OK, so the photo is from Diadema, just outside São Paulo city centre, but it gives an indication of what a bus stop looks like here. It’s just a marker for where the bus will stop.
There is no information on which buses go past this stop, or where they go, or how frequently they run. Just a marker that says ‘this is a bus stop’.
I’m used to the spider map system in London, which is just great. You can get onto a bus you are not familiar with and know exactly where it will go because the stylised maps depict the entire route of the bus. People in London still complain that the spider maps for buses don’t integrate well enough into the tube and rail maps, but at least there is an excellent mapping system for every bus that runs through London.

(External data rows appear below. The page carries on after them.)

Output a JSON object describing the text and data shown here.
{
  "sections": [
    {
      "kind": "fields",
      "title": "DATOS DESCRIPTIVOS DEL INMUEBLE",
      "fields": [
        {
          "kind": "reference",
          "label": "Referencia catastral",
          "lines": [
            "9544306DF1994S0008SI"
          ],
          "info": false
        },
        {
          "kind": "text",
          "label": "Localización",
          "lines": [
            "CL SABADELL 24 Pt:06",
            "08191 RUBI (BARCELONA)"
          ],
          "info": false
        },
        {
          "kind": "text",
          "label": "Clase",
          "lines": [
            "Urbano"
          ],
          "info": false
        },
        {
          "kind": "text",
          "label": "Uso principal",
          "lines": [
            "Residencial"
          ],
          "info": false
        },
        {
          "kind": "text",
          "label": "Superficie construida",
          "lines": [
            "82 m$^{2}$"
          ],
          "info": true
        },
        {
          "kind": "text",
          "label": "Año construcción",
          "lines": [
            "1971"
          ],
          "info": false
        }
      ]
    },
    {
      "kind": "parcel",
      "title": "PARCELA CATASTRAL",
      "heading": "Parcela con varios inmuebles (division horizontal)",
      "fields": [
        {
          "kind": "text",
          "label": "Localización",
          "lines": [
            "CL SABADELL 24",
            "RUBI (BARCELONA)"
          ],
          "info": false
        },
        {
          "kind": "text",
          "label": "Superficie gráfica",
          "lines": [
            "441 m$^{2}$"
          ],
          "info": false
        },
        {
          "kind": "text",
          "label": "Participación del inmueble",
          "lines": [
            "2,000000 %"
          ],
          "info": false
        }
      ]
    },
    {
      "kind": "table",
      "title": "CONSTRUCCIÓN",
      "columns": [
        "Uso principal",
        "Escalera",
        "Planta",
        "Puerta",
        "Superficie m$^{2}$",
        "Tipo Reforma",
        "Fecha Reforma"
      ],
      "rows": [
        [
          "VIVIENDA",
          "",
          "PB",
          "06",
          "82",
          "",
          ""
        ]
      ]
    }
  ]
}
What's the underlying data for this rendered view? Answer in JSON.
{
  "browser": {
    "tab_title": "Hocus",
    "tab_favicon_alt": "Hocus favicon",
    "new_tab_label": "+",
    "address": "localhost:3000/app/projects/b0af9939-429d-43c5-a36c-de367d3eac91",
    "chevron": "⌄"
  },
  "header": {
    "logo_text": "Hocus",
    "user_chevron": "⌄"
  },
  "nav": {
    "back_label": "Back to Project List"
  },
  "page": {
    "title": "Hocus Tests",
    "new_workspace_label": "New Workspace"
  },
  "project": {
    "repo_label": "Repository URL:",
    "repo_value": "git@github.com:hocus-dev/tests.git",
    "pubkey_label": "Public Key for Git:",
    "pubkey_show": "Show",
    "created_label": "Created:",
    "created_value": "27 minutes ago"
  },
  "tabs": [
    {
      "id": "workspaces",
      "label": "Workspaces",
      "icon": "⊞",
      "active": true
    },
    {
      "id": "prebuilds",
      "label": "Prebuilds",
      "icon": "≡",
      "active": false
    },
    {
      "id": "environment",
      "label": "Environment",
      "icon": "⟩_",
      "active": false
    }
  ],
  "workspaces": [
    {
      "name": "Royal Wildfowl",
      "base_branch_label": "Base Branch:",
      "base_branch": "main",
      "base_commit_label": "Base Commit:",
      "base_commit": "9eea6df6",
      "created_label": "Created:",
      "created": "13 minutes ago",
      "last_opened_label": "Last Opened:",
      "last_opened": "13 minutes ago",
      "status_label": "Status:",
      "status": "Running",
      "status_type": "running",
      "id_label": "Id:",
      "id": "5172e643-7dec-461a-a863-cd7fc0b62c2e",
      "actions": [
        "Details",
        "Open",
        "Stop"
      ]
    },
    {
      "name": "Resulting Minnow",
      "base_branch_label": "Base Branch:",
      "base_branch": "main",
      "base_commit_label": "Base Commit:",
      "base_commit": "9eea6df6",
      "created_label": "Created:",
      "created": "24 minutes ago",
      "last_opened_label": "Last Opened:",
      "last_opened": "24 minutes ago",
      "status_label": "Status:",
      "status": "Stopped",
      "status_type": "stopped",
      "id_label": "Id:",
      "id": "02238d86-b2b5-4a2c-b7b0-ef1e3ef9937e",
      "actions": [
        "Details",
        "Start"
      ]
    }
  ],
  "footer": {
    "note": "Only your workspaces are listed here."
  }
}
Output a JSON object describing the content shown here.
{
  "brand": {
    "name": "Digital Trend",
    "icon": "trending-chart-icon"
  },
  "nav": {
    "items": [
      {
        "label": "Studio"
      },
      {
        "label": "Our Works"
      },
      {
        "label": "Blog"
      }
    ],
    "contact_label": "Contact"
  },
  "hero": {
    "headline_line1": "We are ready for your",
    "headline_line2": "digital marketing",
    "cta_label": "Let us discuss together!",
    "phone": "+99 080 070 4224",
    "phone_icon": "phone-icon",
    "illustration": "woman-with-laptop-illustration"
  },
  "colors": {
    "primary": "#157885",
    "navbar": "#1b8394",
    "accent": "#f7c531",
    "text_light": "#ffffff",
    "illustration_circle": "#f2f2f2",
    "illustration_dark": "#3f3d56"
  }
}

I spoke to someone about this a few days ago, another foreigner who has made São Paulo his home, though he has been here since the 1980s. He said that it’s because only poor people use the buses and they will mostly know which bus they are taking so have no need for maps, and if they wanted to complain then they have less of a voice and less knowledge of how to organise an effective campaign to improve matters.
Well here in Brazil, I’m supposed to be one of the class A – the elite members of society – and yet I use the bus almost every day. I would really appreciate some way of knowing where the bus goes. It’s fine for me to go from home to a central point like Paulista Avenue, but the moment I want to figure out how to get to somewhere new, like Brooklin, I have no way of planning a route or checking where buses go. I just have to aim north, south, east, west on a bus I don’t know and hope for the best.
Surely it’s time to give the people of São Paulo some more information on the 1,000 or so bus routes here, and secondly, wouldn’t it encourage some more of the middle classes to use the bus if they knew where it was going?